Pro tip: standing in front of 500 people is scary. But the physical symptoms of fear (fast pulse, sweat, heightened alertness) are the same as the symptoms of excitement. So convert the fear into excitement, and you're good to go!
As well as excitement, you can use body language to project confidence, even if you're terrified inside (“fake it til you make it”). Science shows this works!
Another common mistake is forgetting the microphone. If it's a fixed microphone, don't turn away from it, or move backwards and forwards. If it's a microphone you hold in you hand, eat the mike! You have to have it really close to your mouth, and pointing towards it. Think of it as an ice cream. It should be close enough to lick it (yum!)
This is hard.
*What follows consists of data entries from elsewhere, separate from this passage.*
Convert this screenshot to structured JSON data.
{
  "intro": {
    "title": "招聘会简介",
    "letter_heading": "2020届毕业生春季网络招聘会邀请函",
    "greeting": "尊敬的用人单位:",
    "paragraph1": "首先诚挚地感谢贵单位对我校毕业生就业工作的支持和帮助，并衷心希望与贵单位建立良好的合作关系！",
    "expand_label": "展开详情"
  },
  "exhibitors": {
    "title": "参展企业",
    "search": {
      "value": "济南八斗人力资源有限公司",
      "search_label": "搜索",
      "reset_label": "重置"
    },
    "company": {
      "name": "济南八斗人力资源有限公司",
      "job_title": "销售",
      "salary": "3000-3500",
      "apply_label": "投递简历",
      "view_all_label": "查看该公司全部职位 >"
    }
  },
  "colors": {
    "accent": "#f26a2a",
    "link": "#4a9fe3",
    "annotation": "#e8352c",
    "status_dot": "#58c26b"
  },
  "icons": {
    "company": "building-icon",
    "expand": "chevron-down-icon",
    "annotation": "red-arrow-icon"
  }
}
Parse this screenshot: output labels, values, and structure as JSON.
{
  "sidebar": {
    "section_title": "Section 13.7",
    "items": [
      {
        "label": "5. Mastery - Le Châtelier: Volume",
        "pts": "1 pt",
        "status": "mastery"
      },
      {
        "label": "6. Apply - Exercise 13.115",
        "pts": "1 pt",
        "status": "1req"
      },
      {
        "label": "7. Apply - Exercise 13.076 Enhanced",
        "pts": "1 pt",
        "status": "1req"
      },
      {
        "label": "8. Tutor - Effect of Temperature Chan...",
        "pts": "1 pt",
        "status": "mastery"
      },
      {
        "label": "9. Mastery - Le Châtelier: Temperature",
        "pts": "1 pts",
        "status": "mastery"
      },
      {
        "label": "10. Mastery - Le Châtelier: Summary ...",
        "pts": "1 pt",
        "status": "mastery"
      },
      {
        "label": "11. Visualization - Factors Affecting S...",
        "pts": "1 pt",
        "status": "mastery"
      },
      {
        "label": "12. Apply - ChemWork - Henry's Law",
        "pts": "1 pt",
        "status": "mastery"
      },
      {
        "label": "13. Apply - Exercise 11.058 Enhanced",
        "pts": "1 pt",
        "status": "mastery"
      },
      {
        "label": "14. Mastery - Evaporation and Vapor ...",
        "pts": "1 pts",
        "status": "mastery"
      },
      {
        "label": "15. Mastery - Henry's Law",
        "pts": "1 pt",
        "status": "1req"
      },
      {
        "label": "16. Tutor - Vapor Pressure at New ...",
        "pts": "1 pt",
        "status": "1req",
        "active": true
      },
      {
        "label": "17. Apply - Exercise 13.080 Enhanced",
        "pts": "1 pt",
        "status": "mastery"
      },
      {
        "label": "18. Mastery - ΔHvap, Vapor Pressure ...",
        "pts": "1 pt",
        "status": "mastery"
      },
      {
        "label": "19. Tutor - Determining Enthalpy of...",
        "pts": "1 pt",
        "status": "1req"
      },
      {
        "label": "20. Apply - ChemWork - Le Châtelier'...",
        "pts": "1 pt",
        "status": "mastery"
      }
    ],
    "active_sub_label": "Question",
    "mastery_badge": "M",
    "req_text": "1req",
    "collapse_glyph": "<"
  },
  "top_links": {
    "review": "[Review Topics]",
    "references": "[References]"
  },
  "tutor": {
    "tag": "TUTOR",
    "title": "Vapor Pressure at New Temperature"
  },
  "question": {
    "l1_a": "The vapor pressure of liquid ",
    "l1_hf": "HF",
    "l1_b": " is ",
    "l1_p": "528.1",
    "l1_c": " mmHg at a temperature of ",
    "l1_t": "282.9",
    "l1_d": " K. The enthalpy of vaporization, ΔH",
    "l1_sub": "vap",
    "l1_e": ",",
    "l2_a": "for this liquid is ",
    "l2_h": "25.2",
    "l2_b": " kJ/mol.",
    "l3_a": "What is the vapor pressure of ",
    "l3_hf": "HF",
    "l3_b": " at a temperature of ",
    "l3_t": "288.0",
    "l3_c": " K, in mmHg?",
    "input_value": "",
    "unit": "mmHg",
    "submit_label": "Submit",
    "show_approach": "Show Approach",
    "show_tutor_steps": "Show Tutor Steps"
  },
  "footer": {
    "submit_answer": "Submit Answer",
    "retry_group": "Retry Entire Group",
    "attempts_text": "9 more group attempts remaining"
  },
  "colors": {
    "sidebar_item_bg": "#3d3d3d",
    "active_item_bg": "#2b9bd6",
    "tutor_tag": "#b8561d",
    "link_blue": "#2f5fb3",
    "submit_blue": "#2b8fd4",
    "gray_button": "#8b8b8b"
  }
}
Because I want to say “fast-paced talks are better”. But, when you're nervous, you tend to talk fast, and that's bad. Especially because a lot of people (even you!) might not be a native English speaker. So, force yourself to speak slowly and clearly. But! Don't let people get bored.
Instead, know your audience. Try and anticipate what they can guess, don't spend too long on things that are obvious (but remember that what's obvious to you may not be obvious to everyone). If it's obvious where you're going, then get there quickly! But when something is deep or not obvious or counter-intuitive, slow down. Pause. Give people time to realise it's true.
You'll have a chance to get in the room before your talk and check your laptop works, that you can plug it into the projector, and find out what the microphone situation is. Make sure you use it! It'll give you a chance to get a feel for what the stage area is like, so it won't be a big surprise on the day.
Also, think about the font size in your slides. You may need to adjust your code examples so that they are readable.
Remember, Python people are lovely :)
Even the worst, most nervous presenter is always forgiven, because we all love Python, and we love hearing stories about it.
We recommend using LAN cables to ensure that you have proper internet connection. Ensure that you do not have too many apps/ processes running in the background.
We'll be using zoom to broadcast you live during the conference. Do ensure that your webcam is clean and your surroundings are clean. If possible then position your webcam in such a way that your face covers 75% of the video feed.
We've seen that in-built microphones pick a lot of background noise. To avoid that please make sure that you are using a dedicated microphone during the presentation.
Just open your speaker ticket and click on the "Join online event" green button to join Venueless, our online platform. Should you face an issue, do reach out to us on the
speakers channel for remote presenters in case of emergencies.
More tips incoming..